Flash forward, Granddad had a stroke. Then flash forward to a week ago, he had another heart attack. At this point Jenn and I revamp our plans for Easter and decide to head to Kentucky for the holiday rather than drive up to see her sister.
Flash forward this past Friday. Earlier in the day Jenn gets a phone call update from her mom. Granddad is doing well and they are talking about sending him home. No reason to stay in the hospital. Later that day Jenn noticed a call from her Aunt. No message. She tabled the call and decided to call back at a later hour. She was getting Audrey from school, and helping with homework.
At the time Jenn didn't answer the phone, I got a call minutes later from her Aunt. A phone call from her Aunt is not something I get. Ever. I answer. Hopefully all was well. Jenn's Aunt tells me that Grandmother had a stroke and she is on her way to the hospital via ambulance. She couldn't get a hold of Jenn, and she asked for me to pass along the message.
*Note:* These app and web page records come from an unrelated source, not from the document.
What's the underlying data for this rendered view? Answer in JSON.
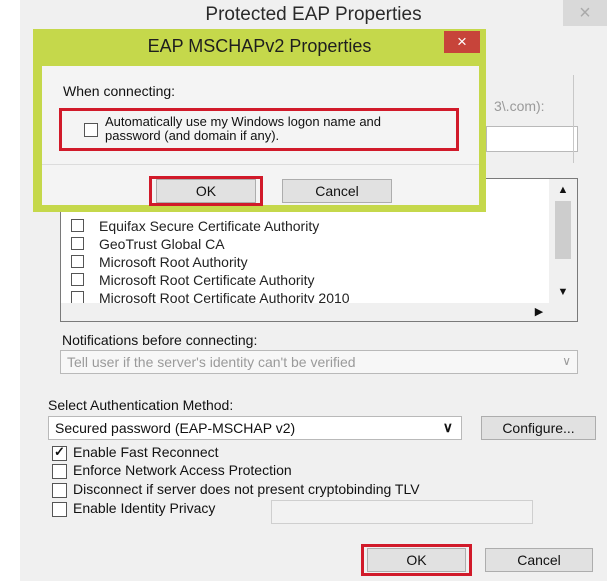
{
  "outer": {
    "title": "Protected EAP Properties",
    "close_symbol": "×",
    "server_field_partial": "3\\.com):",
    "ca_items": [
      "Equifax Secure Certificate Authority",
      "GeoTrust Global CA",
      "Microsoft Root Authority",
      "Microsoft Root Certificate Authority",
      "Microsoft Root Certificate Authority 2010"
    ],
    "notifications_label": "Notifications before connecting:",
    "notifications_value": "Tell user if the server's identity can't be verified",
    "auth_method_label": "Select Authentication Method:",
    "auth_method_value": "Secured password (EAP-MSCHAP v2)",
    "configure_label": "Configure...",
    "options": [
      {
        "label": "Enable Fast Reconnect",
        "checked": true
      },
      {
        "label": "Enforce Network Access Protection",
        "checked": false
      },
      {
        "label": "Disconnect if server does not present cryptobinding TLV",
        "checked": false
      },
      {
        "label": "Enable Identity Privacy",
        "checked": false
      }
    ],
    "ok_label": "OK",
    "cancel_label": "Cancel"
  },
  "inner": {
    "title": "EAP MSCHAPv2 Properties",
    "close_symbol": "×",
    "when_connecting": "When connecting:",
    "auto_logon_line1": "Automatically use my Windows logon name and",
    "auto_logon_line2": "password (and domain if any).",
    "auto_logon_checked": false,
    "ok_label": "OK",
    "cancel_label": "Cancel"
  },
  "colors": {
    "highlight_red": "#d11a2a",
    "inner_frame": "#c5d84b",
    "inner_close": "#c7443a"
  }
}
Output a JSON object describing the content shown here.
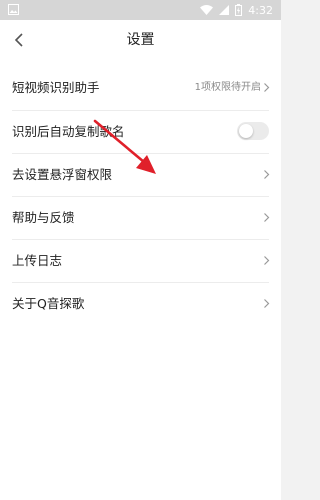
{
  "status_bar": {
    "time": "4:32"
  },
  "header": {
    "title": "设置"
  },
  "items": [
    {
      "label": "短视频识别助手",
      "value": "1项权限待开启"
    },
    {
      "label": "识别后自动复制歌名"
    },
    {
      "label": "去设置悬浮窗权限"
    },
    {
      "label": "帮助与反馈"
    },
    {
      "label": "上传日志"
    },
    {
      "label": "关于Q音探歌"
    }
  ],
  "colors": {
    "annotation_arrow": "#e0202a",
    "toggle_off": "#ebebeb"
  }
}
I hung up the phone, my staff saw the look on my face. I told them I had to go and get to Jenn. I tied up a few loose ends with my customers and I was gone.
I got home, and Jenn was surprised to see me home 2 hours early. I asked her if she called her Aunt back. She said, no. I said that she might want to call, her Grandmother had a stroke. Everything was stable, but you need to call her.
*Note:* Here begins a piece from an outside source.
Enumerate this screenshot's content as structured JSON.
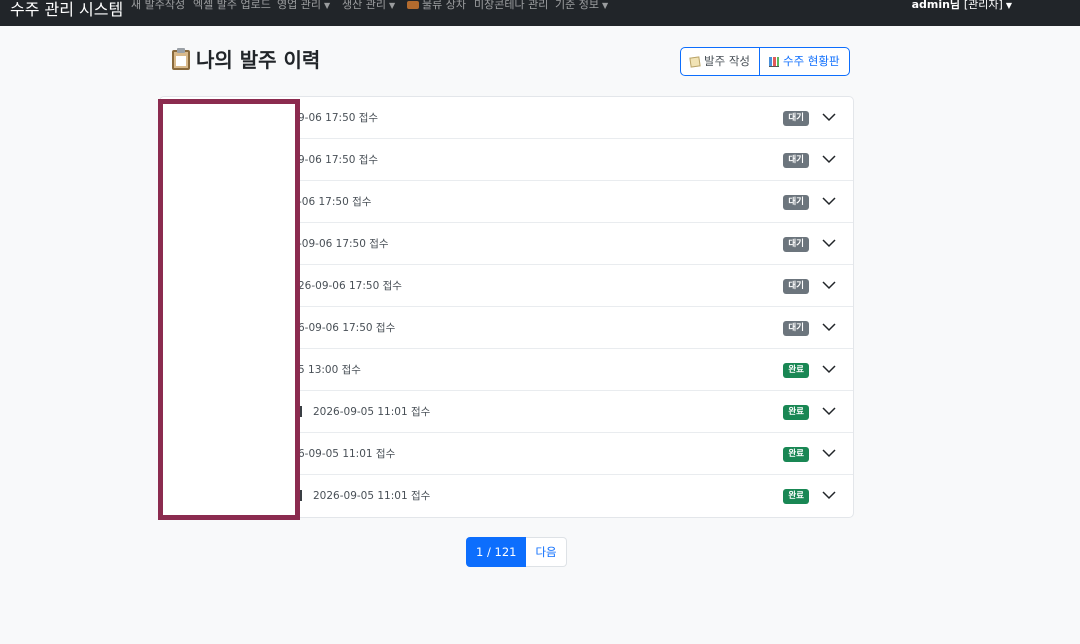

I saw Jenn's heart sink. I know what it is like being so far away and feeling helpless. We went through a very similar situation when we went to Chicago for a nice overnight trip to see a show, and I got a phone call that BOTH of my Grandparents were in trouble and that I needed to get home.
This situation hit very close to my heart. I knew what Jenn wanted to do. She wanted to get in the car and go. It didn't matter what her mom said. Everything could have been hunky dory and she would want to get in the car and go.
With in an hour I would say tops, we had the dog off to my mom's house, and we were in the car heading south to Kentucky.
Saturday we were in the hospital visiting. They released Granddad, but Grandmother wasn't out of the woods. Upon first glance you couldn't even tell Jenn's Grandmother had a stroke. After listening to the nurses and the family's account of what the doctors were saying made me appreciate what we have here in Cleveland even more.
Cleveland is home to 2 world class health systems. If you have cancer, get to the Ireland Cancer Center at the Cleveland Clinic. Need a heart transplant, get to University Hospitals. There are other great programs at these two great facilities including neurology. If you go to one of these great facilities, you get quick, prompt, and sounds medical advice. If there is uncertainty, they rarely show you they are freaked out about it, and if they are unsure they don't tell you a bunch of bullshit. They tell you, hey we are not sure, but this is what we are going to do. Think an entire hospitals with Dr. Houses.
Now here we are in a hospital, in a small town relative to Cleveland, hearing all about what the 3 doctors who saw Grandmother said. 1 said, you look great don't know why you are here, a 2nd painted a picture of doom and gloom, and the 3rd said that she didn't have a stroke.
Get you stories straight. I was talking to my broth via text while I was there. He said he couldn't trust anyone outside of the Cleveland Clinic, especially in a part of country where they might use butter to treat sunburn still or use snake bites to treat sinning.
That might be all well and good, but Jeff Foxworthy said something pretty true, it doesn't matter how much school you might have gone to, you just seem stupid if you have a southern accent.
In all seriousness, Grandmother seems to be doing well as of right now, which is a good thing. Jenn stayed down there a few extra days with the baby so she can have the peace of mind that everything is ok.
And it may seem that I am being a little hard on the Kentucky hospital, but in all reality I would put America's worst hospital up against the rest of the world's best hospital.
I will let you know how everything turns out.
In the meantime, pray, send good vibes, do anything that you might think help to make sure Jenn can get through this with some sanity.